Enter Evan Mawarire, a pastor with extraordinary social media skills, who has been mobilizing thousands of workers to strike. Protests, meanwhile, have spread to Zimbabwe’s rural areas – traditionally Mugabe strongholds. Veterans and some in the judiciary have abandoned the leader openly.
“What you have is highly incendiary conditions in Zimbabwe – ripe for a power grab,” Charles Laurie, head of Africa at political-risk firm Verisk Maplecroft, told the Wall Street Journal.
Still, some believe Mugabe has staying power.
“He’s been in power for 36 years,” Temba Mliswa, a former provincial chairman of the ruling ZANU-PF party told the paper. “He’s learned the art of managing people.”
Swimming with Shakespeare
Long ranked among nature’s most fearsome predators, sharks have roamed the oceans for over an impressive 400 million years.
Now it looks like individual sharks boast lifespans that are equally as fantastic: deepwater sharks off the coast of Greenland appear to be nearly 400 years old, making them the longest-living of all known vertebrates, according to a new study published in the journal Science.

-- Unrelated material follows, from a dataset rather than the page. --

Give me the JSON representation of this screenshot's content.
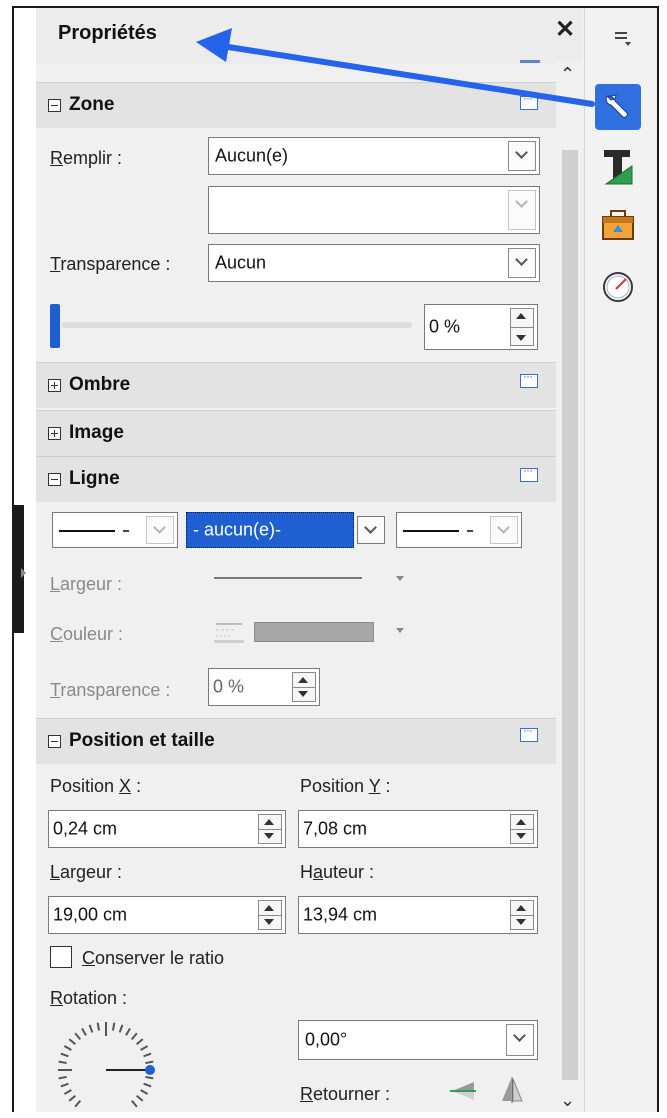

That gives deepwater sharks a lifespan more than double that of long-living vertebrates like the giant tortoise – and it means that some of them were swimming during Shakespeare’s time.
As with humans, lifestyle is a factor in sharks’ longevity: Cold-blooded animals that take to cold environments enjoy slow metabolic rates correlated with longevity, says Smithsonian Magazine.
“The general rule is that deep and cold equals old,” Chris Lowe, a shark biologist at the California State University at Long Beach not involved in the research, told Smithsonian, adding that these sharks must have a metabolic rate “just above a rock.”
Previous attempts to determine sharks’ age, by using carbon dating for example, were thwarted by the sharks’ lack of calcium-rich bones. But scientists in this study creatively studied inert crystalline proteins in sharks’ eyes – which contain the same isotopes used to date teeth and bones – to determine the year they were age zero.
At 16.5 feet, the biggest of the 28 female sharks examined was believed to have been 392 years old. But as Greenland sharks are known to grow to over 20 feet, many are likely even old than that, says Smithsonian.